The continuing torture at Guantanamo is part of larger, alarming developments. When he ran for office, Obama promised to restore the rule of law. Instead he has claimed and exercised unchecked executive powers beyond what George Bush used. He refuses to prosecute officials for their use of torture, yet aggressively prosecutes any whistle-blowers who expose war crimes, most flagrantly in the torture, slander and draconian legal charges against Bradley Manning. By signing the National Defense Authorization Act of 2012, Obama made indefinite detention, based on merely an accusation, the law of the land. These actions amount to institutionalizing and, in important respects, escalating, the “Bush Doctrine.”
In the name of “democracy,” our government has tortured at least one hundred people to death. In the name of the “war on terror,” thousands have been detained without a chance to face their accusers or even know what charges they are held under.

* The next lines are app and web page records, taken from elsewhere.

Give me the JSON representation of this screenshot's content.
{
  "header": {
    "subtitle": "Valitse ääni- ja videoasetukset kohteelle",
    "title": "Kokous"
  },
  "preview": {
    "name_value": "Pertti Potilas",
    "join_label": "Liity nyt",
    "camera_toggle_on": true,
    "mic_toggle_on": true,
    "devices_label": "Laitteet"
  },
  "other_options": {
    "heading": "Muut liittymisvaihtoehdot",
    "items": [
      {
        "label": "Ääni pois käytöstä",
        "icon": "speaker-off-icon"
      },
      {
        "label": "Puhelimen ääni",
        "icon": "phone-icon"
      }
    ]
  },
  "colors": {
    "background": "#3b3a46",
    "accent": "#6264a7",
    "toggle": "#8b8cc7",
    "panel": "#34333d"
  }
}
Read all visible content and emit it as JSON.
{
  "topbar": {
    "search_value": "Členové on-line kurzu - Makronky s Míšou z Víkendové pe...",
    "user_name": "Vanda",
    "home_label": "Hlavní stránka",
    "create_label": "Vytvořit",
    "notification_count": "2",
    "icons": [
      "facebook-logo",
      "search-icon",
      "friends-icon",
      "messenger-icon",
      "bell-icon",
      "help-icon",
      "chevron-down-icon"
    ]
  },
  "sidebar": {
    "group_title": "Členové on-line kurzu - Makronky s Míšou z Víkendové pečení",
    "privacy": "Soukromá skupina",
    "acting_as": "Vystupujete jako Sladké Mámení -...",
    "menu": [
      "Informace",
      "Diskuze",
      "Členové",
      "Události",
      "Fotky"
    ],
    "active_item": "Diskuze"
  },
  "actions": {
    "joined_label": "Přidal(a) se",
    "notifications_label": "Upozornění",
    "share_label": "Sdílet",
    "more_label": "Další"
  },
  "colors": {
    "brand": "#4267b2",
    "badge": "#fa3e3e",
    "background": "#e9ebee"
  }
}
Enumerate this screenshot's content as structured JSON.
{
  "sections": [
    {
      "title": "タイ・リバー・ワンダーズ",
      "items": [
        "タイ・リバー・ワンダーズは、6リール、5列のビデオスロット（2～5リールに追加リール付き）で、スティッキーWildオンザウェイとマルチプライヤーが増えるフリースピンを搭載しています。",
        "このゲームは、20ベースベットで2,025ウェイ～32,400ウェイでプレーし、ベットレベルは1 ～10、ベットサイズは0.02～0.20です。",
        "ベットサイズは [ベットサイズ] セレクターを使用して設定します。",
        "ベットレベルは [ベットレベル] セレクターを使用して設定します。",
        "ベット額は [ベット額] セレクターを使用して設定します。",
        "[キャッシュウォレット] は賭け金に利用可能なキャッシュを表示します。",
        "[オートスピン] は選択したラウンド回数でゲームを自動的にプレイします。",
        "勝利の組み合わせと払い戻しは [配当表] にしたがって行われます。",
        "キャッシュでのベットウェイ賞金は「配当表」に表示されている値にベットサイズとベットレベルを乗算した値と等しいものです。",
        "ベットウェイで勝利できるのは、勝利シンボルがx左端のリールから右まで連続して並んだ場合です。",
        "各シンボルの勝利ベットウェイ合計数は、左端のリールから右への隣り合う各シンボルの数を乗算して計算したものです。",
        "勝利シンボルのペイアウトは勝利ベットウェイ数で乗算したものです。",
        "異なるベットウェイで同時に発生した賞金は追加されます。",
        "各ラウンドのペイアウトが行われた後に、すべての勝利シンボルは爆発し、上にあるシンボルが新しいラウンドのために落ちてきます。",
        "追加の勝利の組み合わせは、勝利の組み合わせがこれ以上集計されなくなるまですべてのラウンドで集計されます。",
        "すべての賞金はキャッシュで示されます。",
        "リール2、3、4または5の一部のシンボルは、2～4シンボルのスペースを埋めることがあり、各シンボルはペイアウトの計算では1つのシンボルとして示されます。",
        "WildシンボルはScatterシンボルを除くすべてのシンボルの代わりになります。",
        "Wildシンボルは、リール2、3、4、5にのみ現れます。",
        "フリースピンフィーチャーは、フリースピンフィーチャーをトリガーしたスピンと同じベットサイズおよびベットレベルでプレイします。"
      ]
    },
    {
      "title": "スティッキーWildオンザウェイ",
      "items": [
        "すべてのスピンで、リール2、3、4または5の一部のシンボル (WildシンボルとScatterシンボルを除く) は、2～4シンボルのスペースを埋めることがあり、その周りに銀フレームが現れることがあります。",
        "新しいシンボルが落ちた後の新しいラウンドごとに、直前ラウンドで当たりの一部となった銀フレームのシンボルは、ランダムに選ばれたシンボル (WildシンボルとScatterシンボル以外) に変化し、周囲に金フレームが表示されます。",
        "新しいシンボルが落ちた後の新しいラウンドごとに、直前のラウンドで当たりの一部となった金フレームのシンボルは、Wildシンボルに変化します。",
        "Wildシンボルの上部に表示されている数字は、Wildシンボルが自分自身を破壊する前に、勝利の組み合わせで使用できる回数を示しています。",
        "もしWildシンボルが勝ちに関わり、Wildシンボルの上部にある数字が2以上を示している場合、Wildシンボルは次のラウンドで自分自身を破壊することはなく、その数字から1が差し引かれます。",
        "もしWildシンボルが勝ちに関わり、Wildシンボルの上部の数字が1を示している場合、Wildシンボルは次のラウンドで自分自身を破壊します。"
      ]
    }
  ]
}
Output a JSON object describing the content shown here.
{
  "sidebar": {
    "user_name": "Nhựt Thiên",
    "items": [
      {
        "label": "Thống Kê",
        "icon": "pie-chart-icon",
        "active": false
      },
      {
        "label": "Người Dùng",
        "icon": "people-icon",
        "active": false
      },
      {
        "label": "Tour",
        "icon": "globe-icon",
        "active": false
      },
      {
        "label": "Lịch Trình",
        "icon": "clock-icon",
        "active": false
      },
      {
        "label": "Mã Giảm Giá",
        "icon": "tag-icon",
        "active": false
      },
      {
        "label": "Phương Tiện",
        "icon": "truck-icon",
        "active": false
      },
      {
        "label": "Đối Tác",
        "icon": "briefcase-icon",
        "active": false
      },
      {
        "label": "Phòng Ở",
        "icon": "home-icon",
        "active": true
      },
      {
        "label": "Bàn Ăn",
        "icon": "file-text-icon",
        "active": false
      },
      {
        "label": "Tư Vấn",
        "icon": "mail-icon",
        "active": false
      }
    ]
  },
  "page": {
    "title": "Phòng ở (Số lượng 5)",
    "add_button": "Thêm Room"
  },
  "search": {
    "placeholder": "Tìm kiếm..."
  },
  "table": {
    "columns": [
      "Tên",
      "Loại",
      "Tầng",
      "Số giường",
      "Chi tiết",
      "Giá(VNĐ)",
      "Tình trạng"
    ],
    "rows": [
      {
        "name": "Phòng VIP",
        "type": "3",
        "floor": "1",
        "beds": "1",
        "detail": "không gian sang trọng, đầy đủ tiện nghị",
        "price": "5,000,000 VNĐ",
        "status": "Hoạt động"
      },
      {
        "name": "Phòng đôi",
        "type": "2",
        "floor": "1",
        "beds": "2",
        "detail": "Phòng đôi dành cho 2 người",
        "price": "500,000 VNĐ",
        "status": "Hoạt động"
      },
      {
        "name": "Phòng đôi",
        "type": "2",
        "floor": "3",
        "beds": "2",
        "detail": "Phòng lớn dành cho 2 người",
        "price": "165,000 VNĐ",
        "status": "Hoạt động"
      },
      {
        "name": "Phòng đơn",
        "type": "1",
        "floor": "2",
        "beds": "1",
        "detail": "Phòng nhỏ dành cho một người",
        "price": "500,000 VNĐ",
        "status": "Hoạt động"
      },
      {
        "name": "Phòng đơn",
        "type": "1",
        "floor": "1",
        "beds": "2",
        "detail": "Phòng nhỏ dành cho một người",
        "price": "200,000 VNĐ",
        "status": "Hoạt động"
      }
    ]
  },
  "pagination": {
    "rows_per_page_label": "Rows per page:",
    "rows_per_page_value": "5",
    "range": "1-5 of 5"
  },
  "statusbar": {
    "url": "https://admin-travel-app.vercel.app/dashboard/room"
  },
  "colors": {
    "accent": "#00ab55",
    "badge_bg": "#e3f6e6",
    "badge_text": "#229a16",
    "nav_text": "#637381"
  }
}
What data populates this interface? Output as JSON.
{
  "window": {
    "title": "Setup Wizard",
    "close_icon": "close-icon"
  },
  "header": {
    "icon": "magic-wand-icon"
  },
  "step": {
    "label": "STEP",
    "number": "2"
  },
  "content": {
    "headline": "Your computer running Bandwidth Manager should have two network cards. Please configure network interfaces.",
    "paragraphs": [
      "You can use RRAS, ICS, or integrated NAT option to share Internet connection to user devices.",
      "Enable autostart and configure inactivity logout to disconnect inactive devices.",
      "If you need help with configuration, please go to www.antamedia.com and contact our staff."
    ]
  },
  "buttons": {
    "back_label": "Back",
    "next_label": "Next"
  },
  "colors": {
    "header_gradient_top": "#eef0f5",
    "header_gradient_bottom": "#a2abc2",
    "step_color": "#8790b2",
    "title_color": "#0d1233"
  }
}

In opposition to international law, Obama has advanced a policy of targeted killing across sovereign borders, deciding who will die by Hellfire missiles shot from drones - without charges, trials, or any evidence other than what only Obama and his close advisers deem sufficient. At least 176 children have been killed by drones in Pakistan alone and between 3-4,000 non-combatants have died in drone attacks. John Bellinger, who drafted Bush’s justifications for targeted killings, concludes that the Obama administration has decided to kill people with drones so that they don’t have to imprison them.
Fundamental civil liberties have been eviscerated. In the name of safety, fear, or revenge, American presidents cannot be allowed to arrogate to themselves the power of judge, jury and executioner. Actions that utilize de facto torture, that run roughshod over the rule of law and due process, and that rain down terror and murder on peoples and nations, without any declaration of war, amount to war crimes. Such actions cannot in any way be morally justified in the name of “protecting Americans.” American lives are not more precious than any other nation’s people’s lives.
It is up to people to stand up for principle and morality when their institutions and public officials refuse to do so. The fates of those who are maimed or killed by our government’s policies are inextricably intertwined with our own: we must listen and respond to their cry for justice. We must demand their release now, before they lose their lives as well.